- Task description: Reproduce the listing below in full and exactly; no pictures belong in the copy.
──────
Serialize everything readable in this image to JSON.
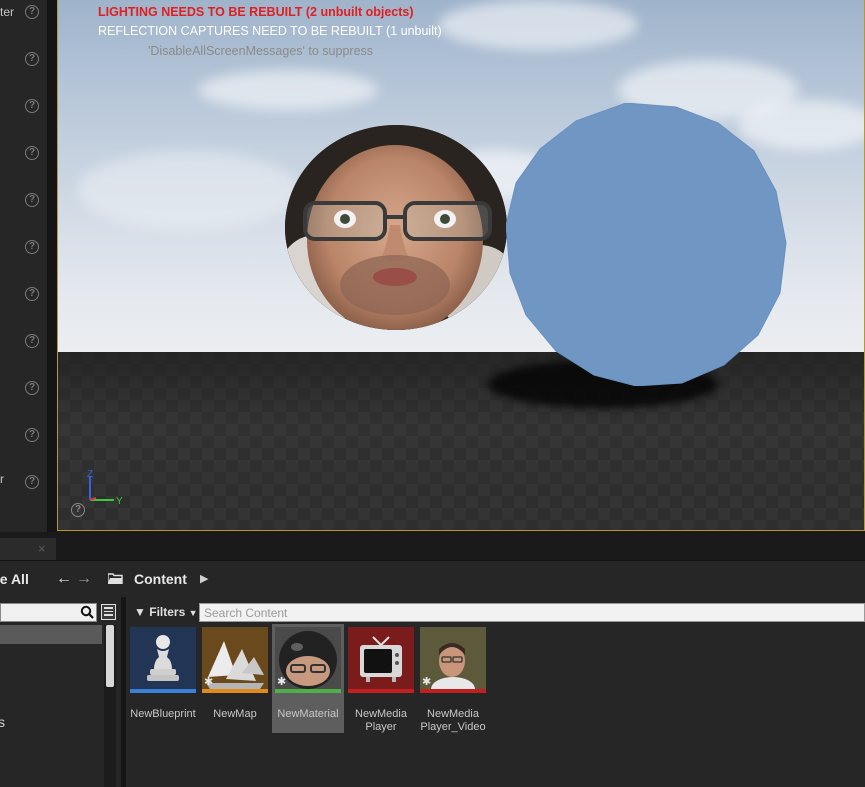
{
  "details_panel": {
    "labels": [
      "ter",
      "r"
    ],
    "help_icon_glyph": "?"
  },
  "viewport": {
    "messages": {
      "lighting": "LIGHTING NEEDS TO BE REBUILT (2 unbuilt objects)",
      "reflection": "REFLECTION CAPTURES NEED TO BE REBUILT (1 unbuilt)",
      "suppress": "'DisableAllScreenMessages' to suppress"
    },
    "axis": {
      "z": "Z",
      "y": "Y"
    },
    "colors": {
      "warning": "#e02020",
      "selection_border": "#b8962e",
      "sphere": "#7096c4"
    }
  },
  "content_browser": {
    "tab_close": "×",
    "save_all_label": "ve All",
    "breadcrumb": "Content",
    "filters_label": "Filters",
    "search": {
      "placeholder": "Search Content",
      "value": ""
    },
    "sources_item": "s",
    "assets": [
      {
        "name": "NewBlueprint",
        "type": "blueprint",
        "bar_color": "#3c7fd6",
        "selected": false
      },
      {
        "name": "NewMap",
        "type": "map",
        "bar_color": "#e08a1e",
        "selected": false
      },
      {
        "name": "NewMaterial",
        "type": "material",
        "bar_color": "#4fb04a",
        "selected": true
      },
      {
        "name": "NewMedia Player",
        "type": "media-player",
        "bar_color": "#c02020",
        "selected": false
      },
      {
        "name": "NewMedia Player_Video",
        "type": "media-texture",
        "bar_color": "#c02020",
        "selected": false
      }
    ]
  }
}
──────
- Written response:
Serialize everything readable in this image to JSON.
{
  "details_panel": {
    "labels": [
      "ter",
      "r"
    ],
    "help_icon_glyph": "?"
  },
  "viewport": {
    "messages": {
      "lighting": "LIGHTING NEEDS TO BE REBUILT (2 unbuilt objects)",
      "reflection": "REFLECTION CAPTURES NEED TO BE REBUILT (1 unbuilt)",
      "suppress": "'DisableAllScreenMessages' to suppress"
    },
    "axis": {
      "z": "Z",
      "y": "Y"
    },
    "colors": {
      "warning": "#e02020",
      "selection_border": "#b8962e",
      "sphere": "#7096c4"
    }
  },
  "content_browser": {
    "tab_close": "×",
    "save_all_label": "ve All",
    "breadcrumb": "Content",
    "filters_label": "Filters",
    "search": {
      "placeholder": "Search Content",
      "value": ""
    },
    "sources_item": "s",
    "assets": [
      {
        "name": "NewBlueprint",
        "type": "blueprint",
        "bar_color": "#3c7fd6",
        "selected": false
      },
      {
        "name": "NewMap",
        "type": "map",
        "bar_color": "#e08a1e",
        "selected": false
      },
      {
        "name": "NewMaterial",
        "type": "material",
        "bar_color": "#4fb04a",
        "selected": true
      },
      {
        "name": "NewMedia Player",
        "type": "media-player",
        "bar_color": "#c02020",
        "selected": false
      },
      {
        "name": "NewMedia Player_Video",
        "type": "media-texture",
        "bar_color": "#c02020",
        "selected": false
      }
    ]
  }
}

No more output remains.